Exercise prompt — Every line below that has the string "JSON" needs to be copied.

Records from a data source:

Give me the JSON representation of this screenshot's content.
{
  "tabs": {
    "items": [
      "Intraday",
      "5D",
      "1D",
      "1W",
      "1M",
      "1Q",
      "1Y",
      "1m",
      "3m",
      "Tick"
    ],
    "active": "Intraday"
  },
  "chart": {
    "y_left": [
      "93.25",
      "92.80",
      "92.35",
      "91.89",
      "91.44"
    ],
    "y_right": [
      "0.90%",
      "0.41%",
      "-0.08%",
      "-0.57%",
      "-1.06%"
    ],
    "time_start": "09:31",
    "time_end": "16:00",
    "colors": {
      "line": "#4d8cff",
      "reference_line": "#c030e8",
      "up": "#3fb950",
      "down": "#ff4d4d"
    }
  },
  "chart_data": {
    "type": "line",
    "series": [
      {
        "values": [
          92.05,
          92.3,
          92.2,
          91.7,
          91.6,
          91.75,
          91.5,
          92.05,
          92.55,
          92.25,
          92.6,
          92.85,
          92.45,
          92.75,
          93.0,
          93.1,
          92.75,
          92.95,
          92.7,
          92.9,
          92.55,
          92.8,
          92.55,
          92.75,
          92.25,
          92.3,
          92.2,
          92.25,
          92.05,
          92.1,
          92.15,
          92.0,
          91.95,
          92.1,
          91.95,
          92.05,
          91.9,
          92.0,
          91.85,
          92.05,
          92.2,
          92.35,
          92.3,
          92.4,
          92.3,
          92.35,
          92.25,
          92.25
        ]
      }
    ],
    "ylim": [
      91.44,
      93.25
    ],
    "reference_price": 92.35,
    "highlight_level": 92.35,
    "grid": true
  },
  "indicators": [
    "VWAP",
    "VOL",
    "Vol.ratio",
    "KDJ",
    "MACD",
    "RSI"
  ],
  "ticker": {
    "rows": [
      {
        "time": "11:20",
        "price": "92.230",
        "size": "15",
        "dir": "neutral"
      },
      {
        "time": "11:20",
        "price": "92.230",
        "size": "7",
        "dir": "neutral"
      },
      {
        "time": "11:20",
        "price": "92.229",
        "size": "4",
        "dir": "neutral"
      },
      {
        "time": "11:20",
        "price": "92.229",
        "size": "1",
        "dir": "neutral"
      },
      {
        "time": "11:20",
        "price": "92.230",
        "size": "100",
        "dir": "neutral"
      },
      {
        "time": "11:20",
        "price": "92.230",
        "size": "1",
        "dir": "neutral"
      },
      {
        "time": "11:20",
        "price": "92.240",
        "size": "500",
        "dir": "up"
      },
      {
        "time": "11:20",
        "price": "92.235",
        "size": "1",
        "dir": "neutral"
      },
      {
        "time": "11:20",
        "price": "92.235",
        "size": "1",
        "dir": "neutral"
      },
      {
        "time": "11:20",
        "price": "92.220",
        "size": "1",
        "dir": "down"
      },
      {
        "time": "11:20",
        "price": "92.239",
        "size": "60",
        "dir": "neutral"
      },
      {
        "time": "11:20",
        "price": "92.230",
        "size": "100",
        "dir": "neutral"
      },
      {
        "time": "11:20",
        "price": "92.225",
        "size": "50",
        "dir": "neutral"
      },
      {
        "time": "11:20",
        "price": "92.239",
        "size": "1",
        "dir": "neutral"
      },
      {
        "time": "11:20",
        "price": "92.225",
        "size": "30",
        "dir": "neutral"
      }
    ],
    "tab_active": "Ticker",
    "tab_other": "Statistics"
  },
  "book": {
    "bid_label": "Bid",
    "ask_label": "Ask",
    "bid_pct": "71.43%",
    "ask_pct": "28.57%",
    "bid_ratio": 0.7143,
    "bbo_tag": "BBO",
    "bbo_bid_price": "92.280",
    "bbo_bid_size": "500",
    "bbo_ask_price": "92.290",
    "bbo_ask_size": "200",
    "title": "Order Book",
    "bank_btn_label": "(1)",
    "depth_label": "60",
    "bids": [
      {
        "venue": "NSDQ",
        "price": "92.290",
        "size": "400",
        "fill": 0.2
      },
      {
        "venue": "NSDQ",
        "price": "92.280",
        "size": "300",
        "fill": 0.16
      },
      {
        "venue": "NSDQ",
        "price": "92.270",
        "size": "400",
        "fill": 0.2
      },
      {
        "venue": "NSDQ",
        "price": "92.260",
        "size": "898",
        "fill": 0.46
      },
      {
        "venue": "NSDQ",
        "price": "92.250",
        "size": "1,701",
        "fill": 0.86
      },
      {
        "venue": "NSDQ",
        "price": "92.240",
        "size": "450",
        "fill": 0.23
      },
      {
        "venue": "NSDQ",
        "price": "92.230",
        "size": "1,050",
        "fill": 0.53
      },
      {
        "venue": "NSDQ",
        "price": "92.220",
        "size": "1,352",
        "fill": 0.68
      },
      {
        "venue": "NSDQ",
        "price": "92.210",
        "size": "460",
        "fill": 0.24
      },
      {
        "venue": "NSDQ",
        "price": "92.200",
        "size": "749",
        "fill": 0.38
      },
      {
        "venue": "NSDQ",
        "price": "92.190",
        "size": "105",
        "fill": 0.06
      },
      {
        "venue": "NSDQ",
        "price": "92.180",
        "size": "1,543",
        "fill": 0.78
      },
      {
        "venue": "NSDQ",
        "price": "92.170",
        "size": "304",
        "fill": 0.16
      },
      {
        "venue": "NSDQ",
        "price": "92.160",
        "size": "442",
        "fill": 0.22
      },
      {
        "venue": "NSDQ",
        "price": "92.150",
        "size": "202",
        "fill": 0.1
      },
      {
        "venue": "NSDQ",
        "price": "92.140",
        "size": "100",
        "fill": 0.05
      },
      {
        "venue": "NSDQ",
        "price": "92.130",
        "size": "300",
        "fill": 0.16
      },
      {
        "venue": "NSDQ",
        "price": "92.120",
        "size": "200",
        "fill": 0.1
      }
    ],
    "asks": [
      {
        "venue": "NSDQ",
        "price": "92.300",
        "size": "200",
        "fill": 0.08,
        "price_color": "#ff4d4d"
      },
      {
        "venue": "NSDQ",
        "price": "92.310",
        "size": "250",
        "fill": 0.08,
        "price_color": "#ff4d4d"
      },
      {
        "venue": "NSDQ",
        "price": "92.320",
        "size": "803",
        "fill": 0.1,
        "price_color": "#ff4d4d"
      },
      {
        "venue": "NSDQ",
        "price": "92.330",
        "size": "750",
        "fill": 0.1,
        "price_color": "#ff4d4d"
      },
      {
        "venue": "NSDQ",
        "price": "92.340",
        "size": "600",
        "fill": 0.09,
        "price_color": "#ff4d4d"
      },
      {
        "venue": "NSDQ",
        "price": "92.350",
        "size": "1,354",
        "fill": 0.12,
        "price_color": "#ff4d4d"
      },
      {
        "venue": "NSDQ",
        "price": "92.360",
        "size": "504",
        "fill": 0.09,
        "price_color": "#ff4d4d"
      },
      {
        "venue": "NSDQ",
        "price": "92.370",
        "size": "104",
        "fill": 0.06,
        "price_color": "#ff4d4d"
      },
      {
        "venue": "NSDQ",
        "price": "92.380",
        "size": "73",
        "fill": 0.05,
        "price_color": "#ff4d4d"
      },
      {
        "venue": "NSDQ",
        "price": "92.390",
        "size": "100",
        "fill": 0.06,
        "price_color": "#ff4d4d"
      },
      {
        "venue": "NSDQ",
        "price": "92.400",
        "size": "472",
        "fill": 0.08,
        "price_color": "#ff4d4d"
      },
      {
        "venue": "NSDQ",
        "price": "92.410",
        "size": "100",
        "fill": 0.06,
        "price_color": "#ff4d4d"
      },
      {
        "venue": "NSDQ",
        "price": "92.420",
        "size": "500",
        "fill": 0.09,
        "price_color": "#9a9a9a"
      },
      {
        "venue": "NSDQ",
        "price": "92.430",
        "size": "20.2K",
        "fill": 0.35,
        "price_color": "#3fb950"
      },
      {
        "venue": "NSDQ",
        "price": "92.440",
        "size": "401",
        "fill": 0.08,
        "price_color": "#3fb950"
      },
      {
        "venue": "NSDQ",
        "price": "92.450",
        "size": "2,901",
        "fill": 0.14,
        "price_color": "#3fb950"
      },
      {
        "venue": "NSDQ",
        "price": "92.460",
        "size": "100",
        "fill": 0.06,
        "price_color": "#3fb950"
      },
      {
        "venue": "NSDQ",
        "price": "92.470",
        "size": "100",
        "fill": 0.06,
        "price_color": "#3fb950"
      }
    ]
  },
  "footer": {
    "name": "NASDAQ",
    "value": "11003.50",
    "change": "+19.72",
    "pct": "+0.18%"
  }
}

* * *

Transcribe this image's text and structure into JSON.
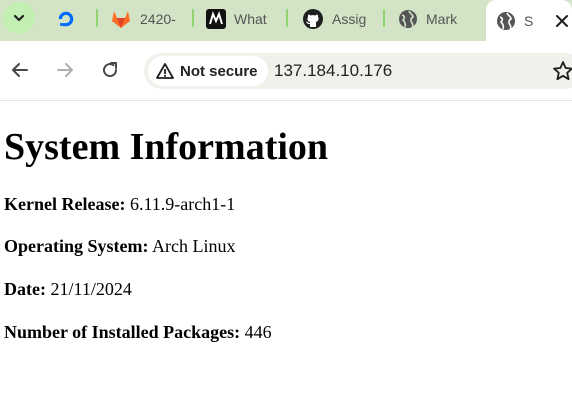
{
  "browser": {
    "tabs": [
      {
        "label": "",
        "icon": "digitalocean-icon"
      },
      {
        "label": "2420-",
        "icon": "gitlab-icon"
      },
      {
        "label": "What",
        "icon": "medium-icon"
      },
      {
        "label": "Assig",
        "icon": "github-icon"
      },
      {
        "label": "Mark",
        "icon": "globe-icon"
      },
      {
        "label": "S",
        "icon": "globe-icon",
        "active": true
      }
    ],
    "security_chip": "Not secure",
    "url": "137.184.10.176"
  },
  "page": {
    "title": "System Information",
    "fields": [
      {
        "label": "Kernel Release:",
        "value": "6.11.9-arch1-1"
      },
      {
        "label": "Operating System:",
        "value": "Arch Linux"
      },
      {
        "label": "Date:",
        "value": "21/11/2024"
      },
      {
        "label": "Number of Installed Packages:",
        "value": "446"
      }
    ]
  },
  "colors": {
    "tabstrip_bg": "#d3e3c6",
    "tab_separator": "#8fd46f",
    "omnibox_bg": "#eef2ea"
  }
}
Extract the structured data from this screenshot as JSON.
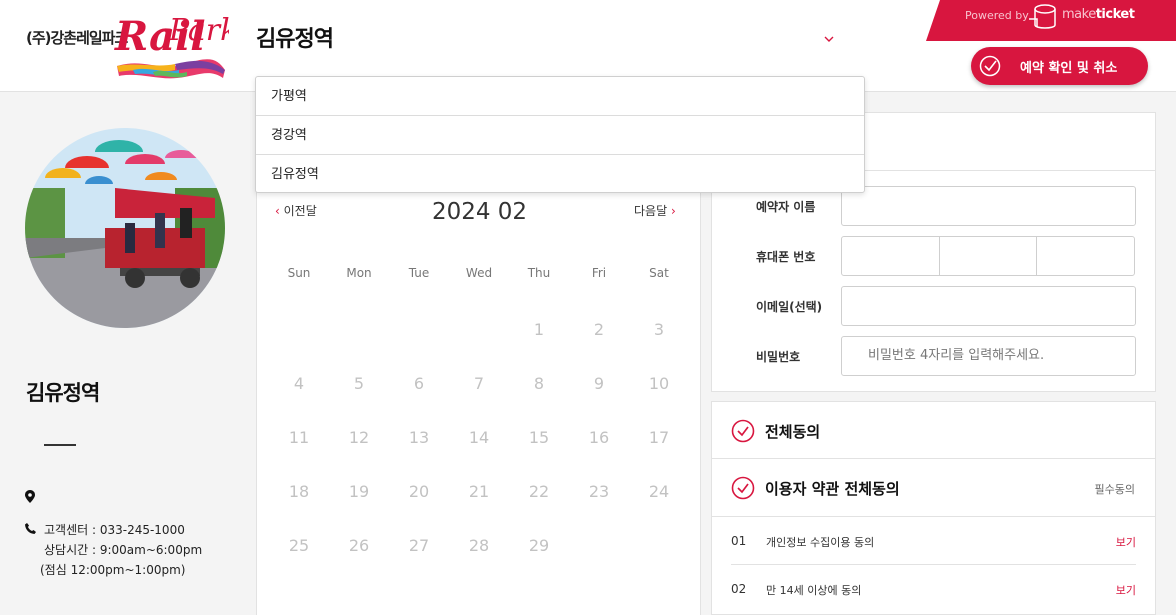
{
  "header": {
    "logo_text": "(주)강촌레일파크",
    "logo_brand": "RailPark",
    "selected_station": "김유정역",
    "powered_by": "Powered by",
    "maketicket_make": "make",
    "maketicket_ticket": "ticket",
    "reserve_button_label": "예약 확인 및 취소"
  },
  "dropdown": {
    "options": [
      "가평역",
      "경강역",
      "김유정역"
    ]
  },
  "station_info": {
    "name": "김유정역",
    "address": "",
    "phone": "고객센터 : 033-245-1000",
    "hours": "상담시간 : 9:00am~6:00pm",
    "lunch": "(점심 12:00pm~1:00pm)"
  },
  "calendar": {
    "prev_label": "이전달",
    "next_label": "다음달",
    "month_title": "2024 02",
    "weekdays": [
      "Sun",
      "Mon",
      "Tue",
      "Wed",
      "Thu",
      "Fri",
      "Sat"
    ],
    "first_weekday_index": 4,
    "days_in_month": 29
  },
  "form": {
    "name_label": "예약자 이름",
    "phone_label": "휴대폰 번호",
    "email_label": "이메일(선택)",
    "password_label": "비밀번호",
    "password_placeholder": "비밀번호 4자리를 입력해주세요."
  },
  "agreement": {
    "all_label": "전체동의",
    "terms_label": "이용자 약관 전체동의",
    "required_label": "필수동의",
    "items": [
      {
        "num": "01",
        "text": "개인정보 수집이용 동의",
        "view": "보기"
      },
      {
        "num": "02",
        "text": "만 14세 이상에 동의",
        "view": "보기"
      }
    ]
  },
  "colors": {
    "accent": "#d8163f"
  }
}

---

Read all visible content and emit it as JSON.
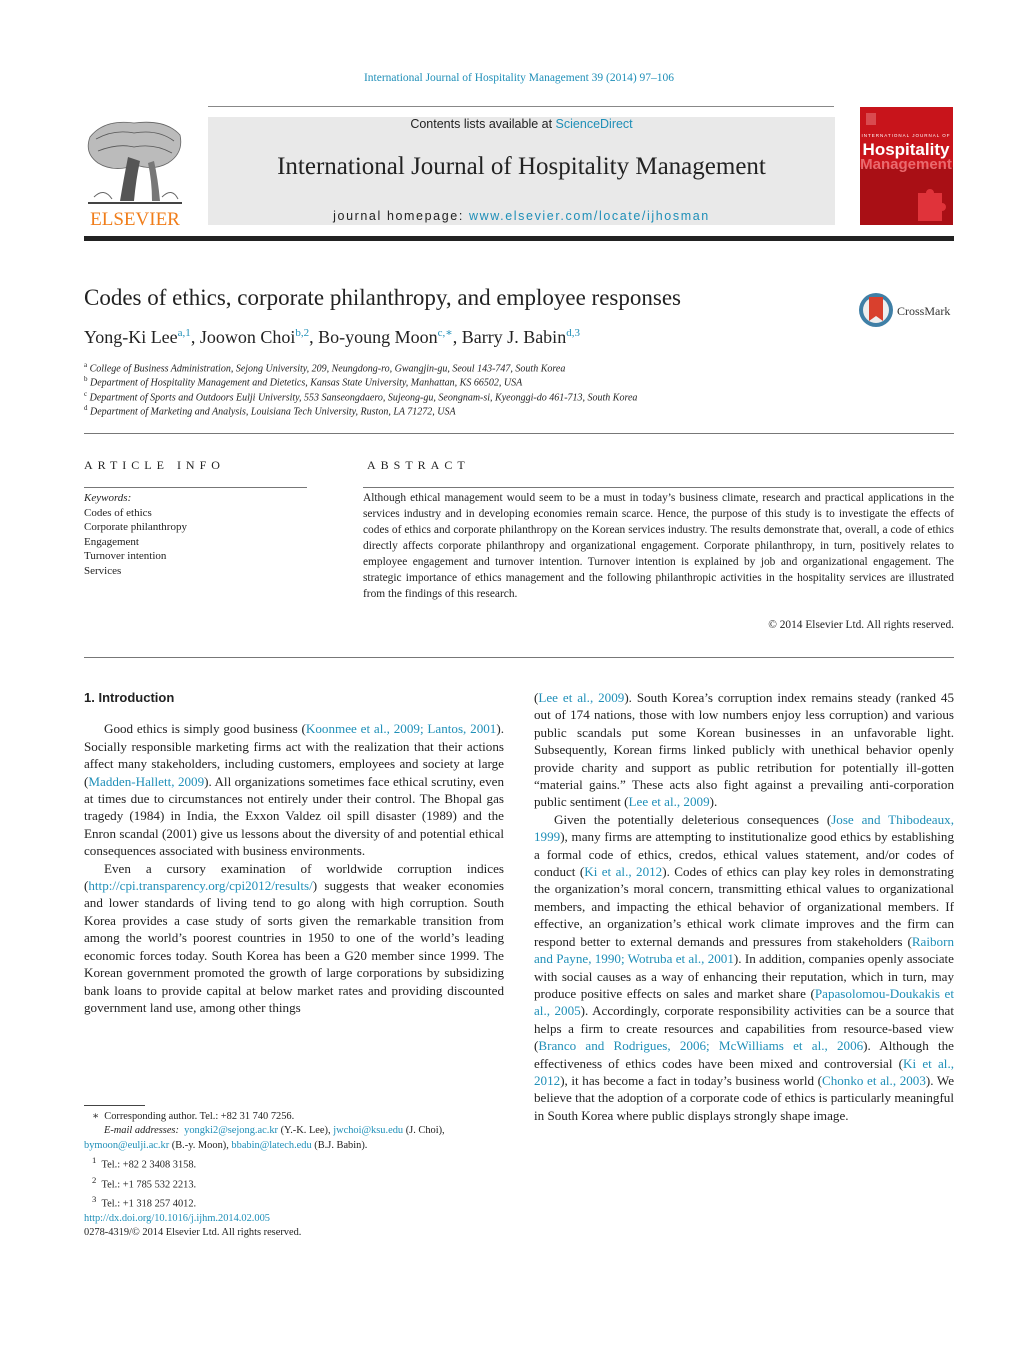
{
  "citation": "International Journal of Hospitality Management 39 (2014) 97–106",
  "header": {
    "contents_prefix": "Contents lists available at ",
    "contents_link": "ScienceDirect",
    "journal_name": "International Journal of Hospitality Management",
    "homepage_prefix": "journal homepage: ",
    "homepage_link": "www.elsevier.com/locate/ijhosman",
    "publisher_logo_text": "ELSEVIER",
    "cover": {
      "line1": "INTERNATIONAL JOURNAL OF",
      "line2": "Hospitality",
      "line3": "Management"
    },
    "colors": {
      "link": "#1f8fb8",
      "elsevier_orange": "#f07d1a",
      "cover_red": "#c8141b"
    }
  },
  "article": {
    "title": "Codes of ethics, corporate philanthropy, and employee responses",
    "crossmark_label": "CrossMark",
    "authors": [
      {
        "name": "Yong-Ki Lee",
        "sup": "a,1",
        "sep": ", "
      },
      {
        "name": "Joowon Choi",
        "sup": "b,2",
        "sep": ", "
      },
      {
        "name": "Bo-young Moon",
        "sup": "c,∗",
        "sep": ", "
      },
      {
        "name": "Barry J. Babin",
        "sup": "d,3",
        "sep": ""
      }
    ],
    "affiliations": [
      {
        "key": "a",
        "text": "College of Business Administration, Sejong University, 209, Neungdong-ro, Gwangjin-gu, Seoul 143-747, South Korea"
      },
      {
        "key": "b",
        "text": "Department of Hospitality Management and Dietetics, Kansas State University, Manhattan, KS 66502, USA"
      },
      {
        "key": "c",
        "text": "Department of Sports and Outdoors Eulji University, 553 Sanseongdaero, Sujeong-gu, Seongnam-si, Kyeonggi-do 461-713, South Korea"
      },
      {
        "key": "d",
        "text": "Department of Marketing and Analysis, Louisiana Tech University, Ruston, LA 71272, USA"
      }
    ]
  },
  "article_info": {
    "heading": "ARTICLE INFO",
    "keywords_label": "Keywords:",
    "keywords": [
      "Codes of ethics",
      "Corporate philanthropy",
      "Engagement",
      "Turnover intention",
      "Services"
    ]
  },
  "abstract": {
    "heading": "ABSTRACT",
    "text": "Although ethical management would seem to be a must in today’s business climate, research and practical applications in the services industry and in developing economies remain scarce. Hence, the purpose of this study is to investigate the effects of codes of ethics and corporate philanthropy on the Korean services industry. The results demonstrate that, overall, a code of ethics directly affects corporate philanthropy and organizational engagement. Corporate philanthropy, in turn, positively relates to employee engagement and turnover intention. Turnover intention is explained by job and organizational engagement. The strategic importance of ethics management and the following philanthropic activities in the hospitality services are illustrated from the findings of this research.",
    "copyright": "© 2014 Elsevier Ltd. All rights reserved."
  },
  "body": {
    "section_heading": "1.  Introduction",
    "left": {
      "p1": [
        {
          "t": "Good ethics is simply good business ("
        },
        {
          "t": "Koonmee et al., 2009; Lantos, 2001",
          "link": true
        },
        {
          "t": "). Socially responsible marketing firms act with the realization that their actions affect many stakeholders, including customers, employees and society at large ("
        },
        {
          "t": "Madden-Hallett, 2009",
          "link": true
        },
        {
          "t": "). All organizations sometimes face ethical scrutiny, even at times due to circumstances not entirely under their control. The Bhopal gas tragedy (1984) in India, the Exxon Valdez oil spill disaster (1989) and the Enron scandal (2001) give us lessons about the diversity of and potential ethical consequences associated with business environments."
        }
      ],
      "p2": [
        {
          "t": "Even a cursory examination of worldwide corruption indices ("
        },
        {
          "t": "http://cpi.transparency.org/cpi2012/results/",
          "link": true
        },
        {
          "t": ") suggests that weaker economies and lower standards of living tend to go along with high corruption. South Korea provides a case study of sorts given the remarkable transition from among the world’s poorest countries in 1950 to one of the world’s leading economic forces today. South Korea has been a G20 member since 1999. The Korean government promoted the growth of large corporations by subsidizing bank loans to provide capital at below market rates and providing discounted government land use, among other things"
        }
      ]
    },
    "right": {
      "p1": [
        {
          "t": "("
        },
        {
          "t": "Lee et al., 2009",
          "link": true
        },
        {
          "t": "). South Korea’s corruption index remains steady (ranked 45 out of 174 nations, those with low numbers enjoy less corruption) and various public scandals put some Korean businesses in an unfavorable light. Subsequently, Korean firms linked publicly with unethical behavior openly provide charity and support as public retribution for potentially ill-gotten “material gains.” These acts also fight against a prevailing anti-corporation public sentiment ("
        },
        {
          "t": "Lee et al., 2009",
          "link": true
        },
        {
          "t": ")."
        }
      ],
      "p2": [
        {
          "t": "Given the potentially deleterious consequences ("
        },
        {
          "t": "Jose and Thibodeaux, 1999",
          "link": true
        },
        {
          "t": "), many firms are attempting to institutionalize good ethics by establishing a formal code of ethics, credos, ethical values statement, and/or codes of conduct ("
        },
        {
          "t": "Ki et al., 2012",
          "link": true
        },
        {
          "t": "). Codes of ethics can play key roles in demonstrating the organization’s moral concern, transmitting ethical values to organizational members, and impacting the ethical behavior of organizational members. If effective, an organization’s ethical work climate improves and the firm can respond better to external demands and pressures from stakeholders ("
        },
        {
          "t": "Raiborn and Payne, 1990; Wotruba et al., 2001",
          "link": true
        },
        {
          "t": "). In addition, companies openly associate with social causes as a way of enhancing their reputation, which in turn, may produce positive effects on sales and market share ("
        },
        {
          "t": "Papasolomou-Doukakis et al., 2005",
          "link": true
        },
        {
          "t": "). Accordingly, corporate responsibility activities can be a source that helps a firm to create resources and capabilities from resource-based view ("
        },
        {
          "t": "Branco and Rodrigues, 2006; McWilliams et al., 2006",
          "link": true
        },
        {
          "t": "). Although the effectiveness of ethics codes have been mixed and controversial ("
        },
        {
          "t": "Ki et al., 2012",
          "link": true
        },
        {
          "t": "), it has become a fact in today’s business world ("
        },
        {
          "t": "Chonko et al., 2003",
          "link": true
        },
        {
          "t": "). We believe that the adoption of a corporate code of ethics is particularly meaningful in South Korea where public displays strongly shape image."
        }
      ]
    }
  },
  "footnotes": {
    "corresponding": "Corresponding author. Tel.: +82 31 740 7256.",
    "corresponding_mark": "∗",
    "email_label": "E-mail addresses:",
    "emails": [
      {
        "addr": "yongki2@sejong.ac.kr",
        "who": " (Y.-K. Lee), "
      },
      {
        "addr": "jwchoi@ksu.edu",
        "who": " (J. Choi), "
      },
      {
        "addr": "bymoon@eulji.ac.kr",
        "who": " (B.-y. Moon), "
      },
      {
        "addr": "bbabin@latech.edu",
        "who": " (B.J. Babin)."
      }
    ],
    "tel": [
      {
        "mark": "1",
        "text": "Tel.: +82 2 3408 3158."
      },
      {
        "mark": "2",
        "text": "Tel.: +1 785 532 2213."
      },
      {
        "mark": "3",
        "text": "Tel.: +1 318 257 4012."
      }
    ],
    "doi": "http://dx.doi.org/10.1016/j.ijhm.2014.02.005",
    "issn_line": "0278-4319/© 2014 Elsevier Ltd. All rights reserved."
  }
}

Result of this task —
Give me the JSON representation of this screenshot's content.
Transcribe this image's text and structure into JSON.
Extract the structured data from this screenshot as JSON.
Read all visible content and emit it as JSON.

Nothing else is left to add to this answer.